The basic tax law regarding capital loss is as follows: if you sell a stock that you held for greater than one year at a loss, that loss can offset, dollar for dollar, any capital gains that you might have. If you do not have any capital gains in a year, you can offset up to $3,000 of a capital loss against ordinary income and any remaining loss carries on the future years.

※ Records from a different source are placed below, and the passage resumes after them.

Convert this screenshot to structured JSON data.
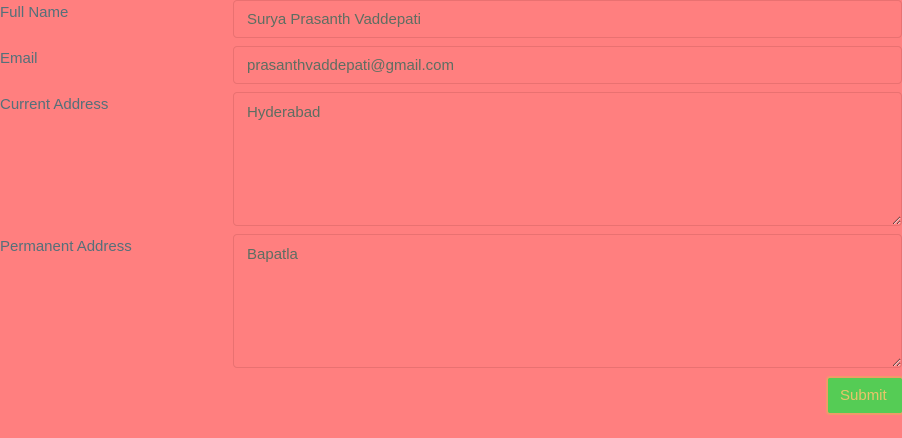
{
  "form": {
    "full_name": {
      "label": "Full Name",
      "value": "Surya Prasanth Vaddepati"
    },
    "email": {
      "label": "Email",
      "value": "prasanthvaddepati@gmail.com"
    },
    "current_address": {
      "label": "Current Address",
      "value": "Hyderabad"
    },
    "permanent_address": {
      "label": "Permanent Address",
      "value": "Bapatla"
    },
    "submit_label": "Submit"
  },
  "colors": {
    "background": "#ff7f7f",
    "submit_button": "#55cc55"
  }
}
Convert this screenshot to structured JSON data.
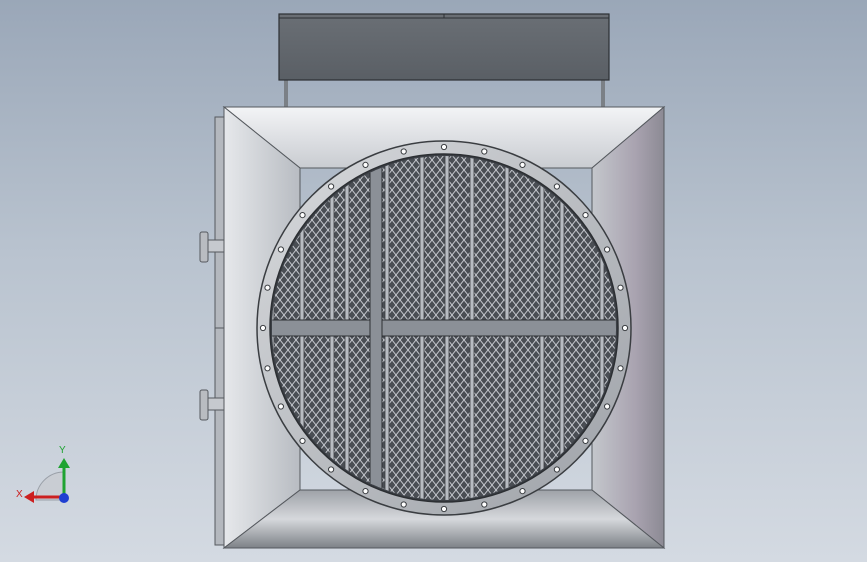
{
  "viewport": {
    "colors": {
      "background_top": "#9aa7b8",
      "background_bottom": "#d4dae2",
      "steel_light": "#e4e6ea",
      "steel_mid": "#a8acb2",
      "steel_dark": "#5c6066",
      "grille": "#55595f"
    }
  },
  "triad": {
    "x_label": "X",
    "y_label": "Y",
    "x_color": "#cc1f1f",
    "y_color": "#1fa332",
    "z_color": "#1f3fd1"
  }
}
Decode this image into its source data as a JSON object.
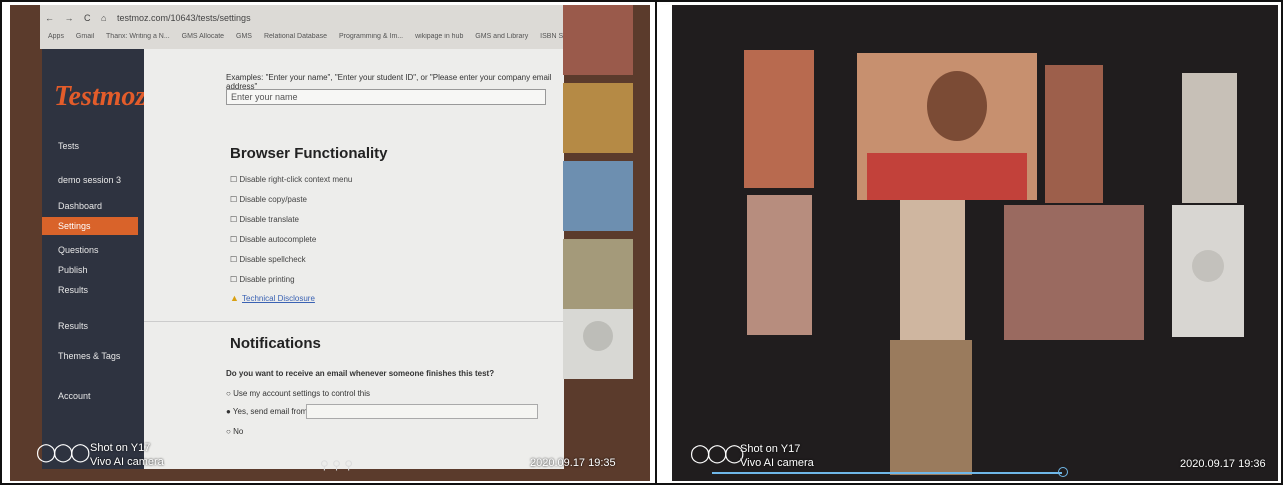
{
  "left_photo": {
    "browser": {
      "url": "testmoz.com/10643/tests/settings",
      "bookmarks": [
        "Apps",
        "Gmail",
        "Thanx: Writing a N...",
        "GMS Allocate",
        "GMS",
        "Relational Database",
        "Programming & Im...",
        "wikipage in hub",
        "GMS and Library",
        "ISBN Scanning Te..."
      ]
    },
    "sidebar": {
      "logo": "Testmoz",
      "items": [
        "Tests",
        "demo session 3",
        "Dashboard",
        "Settings",
        "Questions",
        "Publish",
        "Results",
        "Results",
        "Themes & Tags",
        "Account"
      ]
    },
    "content": {
      "examples_text": "Examples: \"Enter your name\", \"Enter your student ID\", or \"Please enter your company email address\"",
      "name_placeholder": "Enter your name",
      "browser_functionality_heading": "Browser Functionality",
      "options": [
        "Disable right-click context menu",
        "Disable copy/paste",
        "Disable translate",
        "Disable autocomplete",
        "Disable spellcheck",
        "Disable printing"
      ],
      "technical_link": "Technical Disclosure",
      "notifications_heading": "Notifications",
      "notification_question": "Do you want to receive an email whenever someone finishes this test?",
      "notify_option_1": "Use my account settings to control this",
      "notify_option_2": "Yes, send email from to",
      "notify_option_3": "No"
    },
    "overlay": {
      "shot_on": "Shot on Y17",
      "camera": "Vivo AI camera",
      "timestamp": "2020.09.17 19:35"
    }
  },
  "right_photo": {
    "overlay": {
      "shot_on": "Shot on Y17",
      "camera": "Vivo AI camera",
      "timestamp": "2020.09.17 19:36"
    }
  },
  "colors": {
    "sidebar": "#2e3340",
    "brand_orange": "#e35c2a",
    "video_bg": "#201d1e",
    "progress": "#6fb7e8"
  }
}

Now, many clients who have invested in stocks for years, even in today’s market, might still have significant appreciation on their stock, so that they would have a capital gain on a sale. Let’s assume that other stocks they have held for a shorter time might be sold at a loss. We have seen that some clients have a large concentration of their wealth in one stock, and while diversification would generally be a good deal, the client has been unwilling to pay the tax on the gain. As a tax planning strategy today, if you recognize a loss on some stocks in your portfolio, this loss can be used up to the gain that you could recognize on another stock in which you are highly concentrated. In this way, you can diversify your portfolio without a tax burden.

Real estate losses

If you have invested in rental real estate, it is important to understand the tax consequences of a sale. Generally, if you hold the property for more than one year, and sell it at a gain, you qualify for favorable long term capital gain treatment. A planning strategy would be to sell certain stock in the same year at a loss, so that this capital loss could offset the capital gain. If you instead sell the rental real estate at a loss, this loss is fully deductible without limit against other ordinary income, such as wages.

If you feel that any of the above ideas could possibly apply to a situation you have, please feel free to give us a call to discuss these opportunities fully.